-- Work required --
Read the lines below, and copy any that contain the string "percent".

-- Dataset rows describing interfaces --
● ● ● ● ● ● ●
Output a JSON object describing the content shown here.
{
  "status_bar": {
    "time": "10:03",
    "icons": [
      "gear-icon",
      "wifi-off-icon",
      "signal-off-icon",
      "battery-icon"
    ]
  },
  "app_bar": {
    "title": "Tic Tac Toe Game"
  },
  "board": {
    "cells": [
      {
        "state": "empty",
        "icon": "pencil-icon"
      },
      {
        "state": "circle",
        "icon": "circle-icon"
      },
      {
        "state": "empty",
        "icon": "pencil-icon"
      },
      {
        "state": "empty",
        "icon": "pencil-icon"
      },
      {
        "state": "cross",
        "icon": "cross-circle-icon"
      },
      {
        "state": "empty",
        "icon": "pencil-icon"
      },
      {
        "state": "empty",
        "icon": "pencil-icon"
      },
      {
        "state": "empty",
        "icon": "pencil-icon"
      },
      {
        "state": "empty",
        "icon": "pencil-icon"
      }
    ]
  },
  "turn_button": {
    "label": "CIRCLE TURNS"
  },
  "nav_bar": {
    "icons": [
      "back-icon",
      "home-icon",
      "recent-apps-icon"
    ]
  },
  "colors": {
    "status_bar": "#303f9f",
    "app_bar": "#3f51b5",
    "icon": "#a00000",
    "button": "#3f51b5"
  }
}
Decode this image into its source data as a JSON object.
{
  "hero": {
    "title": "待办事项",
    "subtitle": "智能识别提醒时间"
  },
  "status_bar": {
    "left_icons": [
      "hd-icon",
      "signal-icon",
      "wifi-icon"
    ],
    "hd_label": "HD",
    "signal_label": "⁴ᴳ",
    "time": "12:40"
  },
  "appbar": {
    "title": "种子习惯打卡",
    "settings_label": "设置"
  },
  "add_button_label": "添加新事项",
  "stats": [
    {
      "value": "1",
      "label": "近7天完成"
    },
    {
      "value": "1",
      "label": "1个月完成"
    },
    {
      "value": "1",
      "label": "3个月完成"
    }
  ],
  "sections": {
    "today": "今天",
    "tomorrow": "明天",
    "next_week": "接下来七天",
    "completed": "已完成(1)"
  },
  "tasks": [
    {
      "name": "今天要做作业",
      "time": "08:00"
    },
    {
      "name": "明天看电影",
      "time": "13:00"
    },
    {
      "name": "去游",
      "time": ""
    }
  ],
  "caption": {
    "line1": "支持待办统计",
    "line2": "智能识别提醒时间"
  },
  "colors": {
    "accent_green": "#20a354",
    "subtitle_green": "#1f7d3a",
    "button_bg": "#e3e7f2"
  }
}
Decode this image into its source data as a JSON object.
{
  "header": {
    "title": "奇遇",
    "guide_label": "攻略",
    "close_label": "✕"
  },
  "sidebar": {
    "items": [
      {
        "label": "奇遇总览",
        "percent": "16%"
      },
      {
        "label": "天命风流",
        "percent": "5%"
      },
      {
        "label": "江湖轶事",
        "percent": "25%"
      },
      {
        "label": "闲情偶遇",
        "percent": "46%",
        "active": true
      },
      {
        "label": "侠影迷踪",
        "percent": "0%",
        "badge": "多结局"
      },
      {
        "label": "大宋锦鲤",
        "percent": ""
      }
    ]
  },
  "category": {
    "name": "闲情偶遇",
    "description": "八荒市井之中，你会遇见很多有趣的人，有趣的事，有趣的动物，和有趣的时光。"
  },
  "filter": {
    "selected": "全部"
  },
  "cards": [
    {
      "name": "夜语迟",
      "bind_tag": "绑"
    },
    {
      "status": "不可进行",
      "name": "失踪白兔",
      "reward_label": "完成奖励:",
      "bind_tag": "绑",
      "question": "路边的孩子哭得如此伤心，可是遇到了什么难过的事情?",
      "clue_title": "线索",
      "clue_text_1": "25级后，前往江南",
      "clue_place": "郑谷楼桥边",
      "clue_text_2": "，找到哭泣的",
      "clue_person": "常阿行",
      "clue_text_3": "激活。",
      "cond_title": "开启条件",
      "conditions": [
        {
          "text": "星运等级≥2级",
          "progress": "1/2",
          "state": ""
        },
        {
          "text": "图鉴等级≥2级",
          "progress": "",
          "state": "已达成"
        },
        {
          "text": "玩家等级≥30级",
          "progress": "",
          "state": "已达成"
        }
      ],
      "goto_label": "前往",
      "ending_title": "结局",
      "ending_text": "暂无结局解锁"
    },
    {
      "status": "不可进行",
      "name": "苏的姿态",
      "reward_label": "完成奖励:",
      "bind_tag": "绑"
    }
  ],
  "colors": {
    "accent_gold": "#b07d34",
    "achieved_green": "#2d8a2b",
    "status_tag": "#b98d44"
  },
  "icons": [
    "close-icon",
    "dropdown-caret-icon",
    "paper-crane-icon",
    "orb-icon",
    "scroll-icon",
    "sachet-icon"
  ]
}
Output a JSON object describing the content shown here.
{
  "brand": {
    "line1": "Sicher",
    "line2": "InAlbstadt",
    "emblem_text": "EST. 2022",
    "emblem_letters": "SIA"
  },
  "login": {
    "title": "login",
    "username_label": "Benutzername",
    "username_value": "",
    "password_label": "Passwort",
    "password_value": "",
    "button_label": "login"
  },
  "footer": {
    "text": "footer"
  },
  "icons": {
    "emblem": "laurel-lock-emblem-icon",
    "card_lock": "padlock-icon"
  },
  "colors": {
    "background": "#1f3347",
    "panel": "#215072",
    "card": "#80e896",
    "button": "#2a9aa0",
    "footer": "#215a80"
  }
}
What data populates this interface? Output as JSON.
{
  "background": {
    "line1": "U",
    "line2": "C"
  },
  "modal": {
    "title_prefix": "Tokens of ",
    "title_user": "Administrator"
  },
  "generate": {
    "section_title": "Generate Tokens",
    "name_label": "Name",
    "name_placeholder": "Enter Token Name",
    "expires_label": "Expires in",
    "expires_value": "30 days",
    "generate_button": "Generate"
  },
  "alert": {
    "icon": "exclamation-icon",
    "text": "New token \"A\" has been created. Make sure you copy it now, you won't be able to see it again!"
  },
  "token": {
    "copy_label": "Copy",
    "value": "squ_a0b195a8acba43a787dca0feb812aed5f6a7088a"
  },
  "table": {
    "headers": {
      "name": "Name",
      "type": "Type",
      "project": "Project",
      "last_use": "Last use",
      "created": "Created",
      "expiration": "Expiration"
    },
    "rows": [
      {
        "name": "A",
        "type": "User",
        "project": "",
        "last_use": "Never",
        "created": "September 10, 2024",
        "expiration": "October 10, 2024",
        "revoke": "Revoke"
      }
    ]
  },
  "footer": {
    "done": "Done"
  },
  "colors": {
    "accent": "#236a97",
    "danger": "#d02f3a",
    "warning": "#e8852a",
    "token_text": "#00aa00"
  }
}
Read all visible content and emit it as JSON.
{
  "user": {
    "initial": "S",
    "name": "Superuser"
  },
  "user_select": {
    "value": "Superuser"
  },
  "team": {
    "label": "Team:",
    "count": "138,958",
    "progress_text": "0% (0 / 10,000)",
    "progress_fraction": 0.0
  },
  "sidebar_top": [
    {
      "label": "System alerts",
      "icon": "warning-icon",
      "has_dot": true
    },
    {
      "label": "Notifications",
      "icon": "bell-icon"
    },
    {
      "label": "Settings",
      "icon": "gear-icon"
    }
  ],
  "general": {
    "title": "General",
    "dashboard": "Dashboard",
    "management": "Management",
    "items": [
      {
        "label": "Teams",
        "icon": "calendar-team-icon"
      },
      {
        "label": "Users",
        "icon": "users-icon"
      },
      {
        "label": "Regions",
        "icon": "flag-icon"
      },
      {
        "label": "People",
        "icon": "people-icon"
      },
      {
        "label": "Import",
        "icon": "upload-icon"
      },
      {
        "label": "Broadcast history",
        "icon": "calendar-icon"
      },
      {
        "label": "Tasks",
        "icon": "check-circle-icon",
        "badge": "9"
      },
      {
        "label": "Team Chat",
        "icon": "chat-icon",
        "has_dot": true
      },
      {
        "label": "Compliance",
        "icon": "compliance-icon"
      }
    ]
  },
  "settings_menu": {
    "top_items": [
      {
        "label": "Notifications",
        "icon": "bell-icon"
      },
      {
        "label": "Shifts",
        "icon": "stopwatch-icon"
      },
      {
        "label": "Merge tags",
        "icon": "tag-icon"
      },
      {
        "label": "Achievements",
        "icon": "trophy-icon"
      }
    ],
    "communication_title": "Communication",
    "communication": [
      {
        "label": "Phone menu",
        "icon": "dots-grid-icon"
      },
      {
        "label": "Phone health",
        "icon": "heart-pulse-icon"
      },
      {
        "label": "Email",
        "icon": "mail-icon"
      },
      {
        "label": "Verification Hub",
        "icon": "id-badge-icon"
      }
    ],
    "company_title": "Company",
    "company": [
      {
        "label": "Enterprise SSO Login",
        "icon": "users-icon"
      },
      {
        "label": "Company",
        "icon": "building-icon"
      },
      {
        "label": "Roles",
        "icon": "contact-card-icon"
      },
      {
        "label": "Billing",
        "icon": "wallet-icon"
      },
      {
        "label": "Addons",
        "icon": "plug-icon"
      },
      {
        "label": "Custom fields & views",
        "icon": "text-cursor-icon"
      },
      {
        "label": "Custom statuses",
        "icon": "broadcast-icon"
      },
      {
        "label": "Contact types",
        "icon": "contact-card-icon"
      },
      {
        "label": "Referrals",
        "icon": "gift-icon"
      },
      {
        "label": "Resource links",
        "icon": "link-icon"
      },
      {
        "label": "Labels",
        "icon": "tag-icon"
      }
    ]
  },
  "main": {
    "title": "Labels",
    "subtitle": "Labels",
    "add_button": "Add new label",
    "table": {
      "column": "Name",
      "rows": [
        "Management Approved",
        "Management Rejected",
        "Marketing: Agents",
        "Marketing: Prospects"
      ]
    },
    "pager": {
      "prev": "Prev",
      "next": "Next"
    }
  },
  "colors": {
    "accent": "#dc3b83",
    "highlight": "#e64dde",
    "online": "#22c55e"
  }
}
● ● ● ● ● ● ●
-- Solution to this problem --
        "percent": "16%"
        "percent": "5%"
        "percent": "25%"
        "percent": "46%",
        "percent": "0%",
        "percent": ""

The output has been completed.